China would provide the coal reserves, the labor, and the market. Oxy would put up the capital, oversee construction, and share the profits of the An Tai Bao coal venture, opening up the province’s considerable coal reserves and helping to fuel the country’s emergence on the world business stage. Hammer’s political partner in the project was Premier Li Peng, protégé of Deng Xiaoping and a Soviet-trained hydro engineer (later the prime political mover behind the Three Gorges Dam on the Yangtze River).

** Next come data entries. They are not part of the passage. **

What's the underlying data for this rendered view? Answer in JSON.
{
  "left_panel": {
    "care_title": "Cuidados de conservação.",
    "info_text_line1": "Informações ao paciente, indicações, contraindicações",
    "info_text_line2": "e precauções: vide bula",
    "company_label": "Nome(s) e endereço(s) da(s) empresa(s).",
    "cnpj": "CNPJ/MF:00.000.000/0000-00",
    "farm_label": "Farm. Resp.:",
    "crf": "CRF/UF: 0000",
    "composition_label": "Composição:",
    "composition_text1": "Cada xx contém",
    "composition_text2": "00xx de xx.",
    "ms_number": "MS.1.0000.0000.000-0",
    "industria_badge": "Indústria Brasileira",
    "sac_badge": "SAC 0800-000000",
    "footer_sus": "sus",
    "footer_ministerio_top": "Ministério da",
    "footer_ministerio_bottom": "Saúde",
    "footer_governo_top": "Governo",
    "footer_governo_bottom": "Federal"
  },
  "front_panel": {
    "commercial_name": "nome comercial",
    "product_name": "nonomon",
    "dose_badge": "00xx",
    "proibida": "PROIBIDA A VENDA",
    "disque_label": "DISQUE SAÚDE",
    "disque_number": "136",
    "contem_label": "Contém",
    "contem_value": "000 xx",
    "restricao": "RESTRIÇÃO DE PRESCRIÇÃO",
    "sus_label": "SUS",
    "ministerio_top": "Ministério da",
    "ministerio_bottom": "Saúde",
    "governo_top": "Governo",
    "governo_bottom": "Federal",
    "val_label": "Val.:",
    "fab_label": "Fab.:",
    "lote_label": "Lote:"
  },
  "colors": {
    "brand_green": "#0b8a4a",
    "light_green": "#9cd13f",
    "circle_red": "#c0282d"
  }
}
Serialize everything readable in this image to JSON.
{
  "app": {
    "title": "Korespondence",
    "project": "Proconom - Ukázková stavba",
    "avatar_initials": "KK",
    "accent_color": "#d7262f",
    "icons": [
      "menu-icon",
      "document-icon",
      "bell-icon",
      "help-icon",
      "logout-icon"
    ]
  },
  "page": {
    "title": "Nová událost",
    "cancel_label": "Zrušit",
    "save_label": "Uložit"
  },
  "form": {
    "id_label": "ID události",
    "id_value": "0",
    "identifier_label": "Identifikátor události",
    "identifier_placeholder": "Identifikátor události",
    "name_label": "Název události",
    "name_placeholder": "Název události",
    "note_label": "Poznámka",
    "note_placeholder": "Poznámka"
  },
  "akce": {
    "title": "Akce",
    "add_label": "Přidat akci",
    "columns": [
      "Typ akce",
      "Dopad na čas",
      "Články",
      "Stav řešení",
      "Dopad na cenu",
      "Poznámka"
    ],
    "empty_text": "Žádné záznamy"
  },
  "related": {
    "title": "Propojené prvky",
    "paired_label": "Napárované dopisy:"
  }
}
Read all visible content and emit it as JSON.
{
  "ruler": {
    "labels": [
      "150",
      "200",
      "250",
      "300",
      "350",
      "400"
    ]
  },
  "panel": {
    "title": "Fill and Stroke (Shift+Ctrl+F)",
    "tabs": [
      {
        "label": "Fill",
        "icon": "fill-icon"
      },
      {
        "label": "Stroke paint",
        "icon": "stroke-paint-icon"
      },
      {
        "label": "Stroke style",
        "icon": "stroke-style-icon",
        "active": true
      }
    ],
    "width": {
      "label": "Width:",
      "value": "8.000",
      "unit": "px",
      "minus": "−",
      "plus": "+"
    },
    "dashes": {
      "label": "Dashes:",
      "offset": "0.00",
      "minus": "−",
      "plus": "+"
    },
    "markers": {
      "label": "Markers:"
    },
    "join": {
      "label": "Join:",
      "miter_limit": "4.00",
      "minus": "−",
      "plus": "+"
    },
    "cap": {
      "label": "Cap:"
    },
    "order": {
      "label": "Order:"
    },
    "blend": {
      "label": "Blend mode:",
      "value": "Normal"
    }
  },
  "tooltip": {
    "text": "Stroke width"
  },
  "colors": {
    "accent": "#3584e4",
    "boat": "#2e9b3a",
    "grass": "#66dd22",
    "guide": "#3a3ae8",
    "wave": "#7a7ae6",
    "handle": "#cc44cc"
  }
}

Construction on the Chinese coal mine began in 1985, with the 87-year-old Hammer at the ribbon cutting on the project that Oxy had financed with $650 million. Six years later, with Hammer dead, the mine was running full-tilt and Oxy was bleeding red ink as a result. China controlled the price it would pay for the coal from the mine, and Li Peng had no interest in seeing Hammer walk away with a profit.
China had managed to socialize the benefits of the mine and privatize the costs to the U.S. firm. Sheryl WuDunn of the New York Times – who in 1989 had won a Pulitzer Prize with her husband Nick Kristof for their coverage of the massacre at Tiananmen Square – wrote in 1991, “These days, as Occidental tries to withdraw from an apparently money-losing venture, the mine exemplifies the skepticism with which many foreign countries now view the Chinese market.”
At the time, energy journalists – and I was among them – were joking that the Chinese coal mine deal mimicked a standard country music lyric. China got the mine, and Oxy got the shaft.
The same sort of sovereign shenanigans happened in India with Enron in the end of the 20th Century and the early years of the new millennium. The former Houston-based energy company (which was not entirely a criminal enterprise throughout its history) invested heavily in a gas-fired power plant in the Indian state of Maharashtra known as Dabhol. Enron believed it was protected by the British business heritage in India and a sovereign guarantee from the Indian government that the risks were covered.
Maharashtra’s state-owned energy board ended up with the project and Enron got slow-walked out of India with empty pockets. Some analysts have argued that its multi-billion-dollar misadventure in India marked the start of the fall of the House of Enron.
Times seem not to have changed very much when it comes to investments in rapidly-developing countries. Just study American Superconductor Corp. for the latest lesson.